Health Officer Matt Kelley said in a press call Thursday that Gallatin County has 11 active cases of COVID-19.

“We are seeing cases with no clear link to other cases or to travel out of state. This is an indication that we are once again seeing community transmission of the virus in Gallatin County,” Kelley said.

The Centers for Disease Control and Prevention says community transmission or spread means some people with the disease are not sure how or where they became infected.

“In some ways, this is not surprising. We expected to see more cases as we worked to ease certain restrictions on more businesses and manage the end of the governor’s stay at home directive,” Kelley said.

On a press call shortly after, Gov. Steve Bullock said the recent bump in cases were expected and would not lead him to reinstate business closures and travel restrictions that have been lifting in phases since April.

“Where I would have much greater concern is if we got back to a point where we had widespread community spread, meaning that COVID-19 is potentially more cases in a community and we can’t identify where those cases were coming from,” Bullock said.

The state and partners have recently expanded testing to anyone who wants to be tested at long term care facilities and tribal reservations, with plans to begin surveillance testing in some communities, clinics, emergency rooms and dentist offices.

Surveillance testing means a sample group in a community or workplace is tested to monitor the spread of the disease.

While most tests from surveillance events returned negative, Big Horn County identified several cases where the patient showed no symptoms. Officials say catching these asymptomatic spreaders is vital to containing the virus through isolation and contact tracing.

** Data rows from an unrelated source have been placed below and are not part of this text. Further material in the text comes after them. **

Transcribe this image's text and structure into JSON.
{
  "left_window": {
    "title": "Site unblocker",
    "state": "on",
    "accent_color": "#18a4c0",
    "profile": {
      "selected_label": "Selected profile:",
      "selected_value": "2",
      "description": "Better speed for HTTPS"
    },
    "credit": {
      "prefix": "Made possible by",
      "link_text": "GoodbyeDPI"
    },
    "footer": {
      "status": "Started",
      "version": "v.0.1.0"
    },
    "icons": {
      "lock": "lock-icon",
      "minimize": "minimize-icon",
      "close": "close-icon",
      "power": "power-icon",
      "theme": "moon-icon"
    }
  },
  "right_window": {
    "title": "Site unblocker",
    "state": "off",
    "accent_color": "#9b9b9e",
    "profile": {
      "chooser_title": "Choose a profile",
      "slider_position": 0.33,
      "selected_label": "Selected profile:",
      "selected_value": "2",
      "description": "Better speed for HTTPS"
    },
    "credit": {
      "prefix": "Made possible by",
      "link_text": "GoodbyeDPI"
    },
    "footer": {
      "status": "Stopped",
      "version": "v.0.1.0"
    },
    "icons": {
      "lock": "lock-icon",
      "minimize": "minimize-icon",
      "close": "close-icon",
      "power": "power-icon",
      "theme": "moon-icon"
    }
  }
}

As of June 4, Montana’s statewide database showed a total of 55 active COVID-19 cases. Big Horn County had the most with 27 active cases. Yellowstone County had 12, many associated with the county’s jail, while Ravalli and Missoula counties each had one active case.